## PROBLEM DETAILS
What lines of the data below hold the string "requests"? Copy each one.
PROVIDED INFORMATION section start
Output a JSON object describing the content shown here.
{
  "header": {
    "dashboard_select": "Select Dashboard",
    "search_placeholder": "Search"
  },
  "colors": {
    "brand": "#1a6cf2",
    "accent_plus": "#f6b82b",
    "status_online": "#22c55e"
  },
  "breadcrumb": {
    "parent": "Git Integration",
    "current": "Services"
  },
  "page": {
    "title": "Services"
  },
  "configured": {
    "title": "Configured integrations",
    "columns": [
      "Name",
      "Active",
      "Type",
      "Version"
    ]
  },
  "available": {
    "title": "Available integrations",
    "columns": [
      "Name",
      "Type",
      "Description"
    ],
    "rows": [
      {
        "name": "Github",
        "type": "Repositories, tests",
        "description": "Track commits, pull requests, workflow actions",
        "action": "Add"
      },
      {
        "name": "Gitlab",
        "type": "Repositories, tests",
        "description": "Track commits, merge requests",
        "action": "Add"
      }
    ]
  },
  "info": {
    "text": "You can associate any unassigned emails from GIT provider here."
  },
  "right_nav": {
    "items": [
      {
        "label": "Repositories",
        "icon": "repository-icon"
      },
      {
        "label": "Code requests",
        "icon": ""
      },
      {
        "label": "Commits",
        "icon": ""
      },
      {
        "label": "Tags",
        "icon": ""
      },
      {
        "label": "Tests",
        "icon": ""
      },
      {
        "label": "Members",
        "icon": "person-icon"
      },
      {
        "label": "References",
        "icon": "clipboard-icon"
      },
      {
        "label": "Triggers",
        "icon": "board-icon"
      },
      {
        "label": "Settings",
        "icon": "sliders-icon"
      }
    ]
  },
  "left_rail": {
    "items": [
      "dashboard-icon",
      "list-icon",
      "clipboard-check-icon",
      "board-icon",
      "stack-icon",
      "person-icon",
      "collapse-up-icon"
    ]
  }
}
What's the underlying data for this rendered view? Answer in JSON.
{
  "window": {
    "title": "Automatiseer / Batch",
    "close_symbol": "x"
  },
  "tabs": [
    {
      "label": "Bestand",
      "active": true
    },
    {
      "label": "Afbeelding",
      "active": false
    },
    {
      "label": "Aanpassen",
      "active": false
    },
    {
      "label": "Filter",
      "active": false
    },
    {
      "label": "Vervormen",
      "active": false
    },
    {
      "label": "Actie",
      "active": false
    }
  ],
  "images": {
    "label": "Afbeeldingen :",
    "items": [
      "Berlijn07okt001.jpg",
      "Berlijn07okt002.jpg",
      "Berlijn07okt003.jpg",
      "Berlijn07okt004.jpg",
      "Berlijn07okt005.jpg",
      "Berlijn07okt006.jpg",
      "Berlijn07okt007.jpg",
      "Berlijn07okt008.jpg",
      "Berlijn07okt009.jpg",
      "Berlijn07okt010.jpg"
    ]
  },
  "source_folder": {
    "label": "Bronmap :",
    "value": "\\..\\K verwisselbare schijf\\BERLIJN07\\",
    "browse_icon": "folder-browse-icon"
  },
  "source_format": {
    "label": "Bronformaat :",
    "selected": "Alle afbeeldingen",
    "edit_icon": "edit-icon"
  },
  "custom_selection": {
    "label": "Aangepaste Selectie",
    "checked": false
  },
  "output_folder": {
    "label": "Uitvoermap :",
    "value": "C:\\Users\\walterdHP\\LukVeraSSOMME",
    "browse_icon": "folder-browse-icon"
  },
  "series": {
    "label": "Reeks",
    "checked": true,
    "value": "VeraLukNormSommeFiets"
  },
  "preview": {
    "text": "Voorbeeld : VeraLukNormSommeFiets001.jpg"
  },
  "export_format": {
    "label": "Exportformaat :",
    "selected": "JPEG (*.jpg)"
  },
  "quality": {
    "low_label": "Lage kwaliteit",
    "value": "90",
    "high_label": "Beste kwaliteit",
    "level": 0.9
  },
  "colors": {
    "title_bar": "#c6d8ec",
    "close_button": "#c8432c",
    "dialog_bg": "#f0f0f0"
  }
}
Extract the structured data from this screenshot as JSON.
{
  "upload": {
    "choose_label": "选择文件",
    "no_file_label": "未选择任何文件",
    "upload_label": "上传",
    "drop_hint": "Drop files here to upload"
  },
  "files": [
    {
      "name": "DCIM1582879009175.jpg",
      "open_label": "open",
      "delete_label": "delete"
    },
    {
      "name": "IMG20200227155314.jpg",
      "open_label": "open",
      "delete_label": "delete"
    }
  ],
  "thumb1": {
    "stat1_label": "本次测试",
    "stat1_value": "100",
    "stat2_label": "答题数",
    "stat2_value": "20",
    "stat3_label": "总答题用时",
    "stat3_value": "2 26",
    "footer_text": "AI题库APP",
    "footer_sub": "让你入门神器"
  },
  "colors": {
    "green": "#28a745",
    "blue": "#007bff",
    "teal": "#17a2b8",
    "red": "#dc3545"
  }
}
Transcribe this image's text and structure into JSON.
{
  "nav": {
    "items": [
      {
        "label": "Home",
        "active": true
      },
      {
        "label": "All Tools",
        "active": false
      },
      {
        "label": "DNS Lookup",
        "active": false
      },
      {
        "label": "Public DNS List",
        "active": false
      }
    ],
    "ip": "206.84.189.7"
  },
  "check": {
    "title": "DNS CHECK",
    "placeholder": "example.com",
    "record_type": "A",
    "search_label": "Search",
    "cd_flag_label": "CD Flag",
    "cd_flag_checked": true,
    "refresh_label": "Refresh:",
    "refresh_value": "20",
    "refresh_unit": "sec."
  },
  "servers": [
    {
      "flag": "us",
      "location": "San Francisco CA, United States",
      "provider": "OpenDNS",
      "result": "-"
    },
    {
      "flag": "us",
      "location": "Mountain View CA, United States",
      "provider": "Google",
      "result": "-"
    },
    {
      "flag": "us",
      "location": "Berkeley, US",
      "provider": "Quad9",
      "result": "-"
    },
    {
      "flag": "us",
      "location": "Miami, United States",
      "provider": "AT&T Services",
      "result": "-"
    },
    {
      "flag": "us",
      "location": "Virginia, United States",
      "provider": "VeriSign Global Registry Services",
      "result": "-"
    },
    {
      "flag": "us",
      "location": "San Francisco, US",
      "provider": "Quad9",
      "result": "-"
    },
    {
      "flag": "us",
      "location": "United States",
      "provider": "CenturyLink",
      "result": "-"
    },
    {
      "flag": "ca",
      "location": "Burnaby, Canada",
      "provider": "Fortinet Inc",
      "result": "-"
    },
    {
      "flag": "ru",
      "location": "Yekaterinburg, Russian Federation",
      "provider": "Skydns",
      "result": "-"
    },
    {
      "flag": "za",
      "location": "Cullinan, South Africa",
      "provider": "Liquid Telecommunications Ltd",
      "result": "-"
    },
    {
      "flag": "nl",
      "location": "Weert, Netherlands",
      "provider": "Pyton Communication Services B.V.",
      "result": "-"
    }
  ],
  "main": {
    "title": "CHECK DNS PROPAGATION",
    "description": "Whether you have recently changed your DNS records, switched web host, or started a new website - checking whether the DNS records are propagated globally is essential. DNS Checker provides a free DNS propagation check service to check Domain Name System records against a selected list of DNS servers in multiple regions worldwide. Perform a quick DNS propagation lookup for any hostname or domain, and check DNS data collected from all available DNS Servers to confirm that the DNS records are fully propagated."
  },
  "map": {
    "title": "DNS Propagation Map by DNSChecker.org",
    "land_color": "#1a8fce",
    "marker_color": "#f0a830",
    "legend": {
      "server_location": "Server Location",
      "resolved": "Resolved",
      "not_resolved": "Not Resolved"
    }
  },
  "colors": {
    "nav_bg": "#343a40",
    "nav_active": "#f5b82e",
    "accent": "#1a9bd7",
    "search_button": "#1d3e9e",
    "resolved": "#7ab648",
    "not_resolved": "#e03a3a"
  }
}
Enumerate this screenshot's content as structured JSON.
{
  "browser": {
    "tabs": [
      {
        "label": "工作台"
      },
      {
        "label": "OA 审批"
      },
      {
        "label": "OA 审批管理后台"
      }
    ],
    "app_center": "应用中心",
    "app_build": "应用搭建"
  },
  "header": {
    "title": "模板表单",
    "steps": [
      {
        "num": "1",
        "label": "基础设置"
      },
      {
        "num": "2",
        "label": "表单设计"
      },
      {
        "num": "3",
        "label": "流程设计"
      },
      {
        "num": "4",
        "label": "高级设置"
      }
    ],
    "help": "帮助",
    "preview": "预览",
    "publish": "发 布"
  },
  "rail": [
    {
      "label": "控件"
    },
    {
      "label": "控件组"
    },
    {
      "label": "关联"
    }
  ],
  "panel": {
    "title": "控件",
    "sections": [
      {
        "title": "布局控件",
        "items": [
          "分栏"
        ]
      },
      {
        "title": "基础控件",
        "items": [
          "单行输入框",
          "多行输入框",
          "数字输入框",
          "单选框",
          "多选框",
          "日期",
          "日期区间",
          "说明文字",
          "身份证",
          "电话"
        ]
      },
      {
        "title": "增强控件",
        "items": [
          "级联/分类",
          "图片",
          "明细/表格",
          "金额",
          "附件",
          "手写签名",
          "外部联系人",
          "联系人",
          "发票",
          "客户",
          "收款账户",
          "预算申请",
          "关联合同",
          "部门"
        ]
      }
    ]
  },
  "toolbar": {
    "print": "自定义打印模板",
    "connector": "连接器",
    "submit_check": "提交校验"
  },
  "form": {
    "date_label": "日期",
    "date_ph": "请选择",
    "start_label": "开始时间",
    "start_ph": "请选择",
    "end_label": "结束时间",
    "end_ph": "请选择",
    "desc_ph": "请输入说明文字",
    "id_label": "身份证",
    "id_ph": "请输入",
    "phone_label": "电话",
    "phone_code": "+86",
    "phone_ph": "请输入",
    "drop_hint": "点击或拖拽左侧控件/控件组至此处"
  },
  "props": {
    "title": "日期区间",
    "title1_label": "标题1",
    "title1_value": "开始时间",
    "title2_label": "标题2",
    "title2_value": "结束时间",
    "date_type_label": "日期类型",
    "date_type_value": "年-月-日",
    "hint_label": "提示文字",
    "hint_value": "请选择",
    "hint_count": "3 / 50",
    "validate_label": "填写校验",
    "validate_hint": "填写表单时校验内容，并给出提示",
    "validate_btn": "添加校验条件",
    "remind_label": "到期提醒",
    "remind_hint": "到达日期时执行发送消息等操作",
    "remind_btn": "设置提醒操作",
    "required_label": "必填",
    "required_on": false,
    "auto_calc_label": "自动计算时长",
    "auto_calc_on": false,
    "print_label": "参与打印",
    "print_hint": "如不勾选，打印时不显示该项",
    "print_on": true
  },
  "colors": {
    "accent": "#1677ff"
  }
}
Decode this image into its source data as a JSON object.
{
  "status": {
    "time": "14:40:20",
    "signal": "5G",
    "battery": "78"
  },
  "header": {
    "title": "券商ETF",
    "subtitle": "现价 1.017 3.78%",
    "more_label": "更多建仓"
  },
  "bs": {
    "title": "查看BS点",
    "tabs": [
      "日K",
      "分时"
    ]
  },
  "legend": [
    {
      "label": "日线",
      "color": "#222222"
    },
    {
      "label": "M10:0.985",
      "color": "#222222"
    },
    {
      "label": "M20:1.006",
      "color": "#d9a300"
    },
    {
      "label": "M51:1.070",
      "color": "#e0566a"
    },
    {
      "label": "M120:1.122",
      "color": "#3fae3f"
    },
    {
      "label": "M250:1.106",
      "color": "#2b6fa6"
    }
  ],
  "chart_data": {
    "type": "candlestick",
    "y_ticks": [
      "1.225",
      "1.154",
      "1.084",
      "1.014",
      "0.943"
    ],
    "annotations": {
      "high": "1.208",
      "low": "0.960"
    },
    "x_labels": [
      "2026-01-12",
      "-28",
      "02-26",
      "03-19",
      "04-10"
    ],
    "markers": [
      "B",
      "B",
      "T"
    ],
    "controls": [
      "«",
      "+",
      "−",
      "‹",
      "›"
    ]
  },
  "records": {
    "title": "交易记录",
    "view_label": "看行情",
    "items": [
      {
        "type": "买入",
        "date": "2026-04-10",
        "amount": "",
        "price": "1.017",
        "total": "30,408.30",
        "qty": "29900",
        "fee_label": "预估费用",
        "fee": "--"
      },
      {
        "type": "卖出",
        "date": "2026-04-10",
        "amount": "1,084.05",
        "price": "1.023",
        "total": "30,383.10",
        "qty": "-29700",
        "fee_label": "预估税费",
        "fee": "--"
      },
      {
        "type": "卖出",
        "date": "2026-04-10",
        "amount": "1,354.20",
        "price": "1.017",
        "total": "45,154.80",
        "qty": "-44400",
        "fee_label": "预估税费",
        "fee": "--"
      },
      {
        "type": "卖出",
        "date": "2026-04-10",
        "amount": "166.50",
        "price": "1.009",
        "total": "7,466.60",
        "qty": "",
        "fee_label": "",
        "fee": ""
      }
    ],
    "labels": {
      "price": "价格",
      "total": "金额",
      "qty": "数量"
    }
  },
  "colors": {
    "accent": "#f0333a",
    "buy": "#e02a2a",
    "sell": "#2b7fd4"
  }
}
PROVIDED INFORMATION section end
## RESPONSE TO THE EXERCISE
        "description": "Track commits, pull requests, workflow actions",
        "description": "Track commits, merge requests",
        "label": "Code requests",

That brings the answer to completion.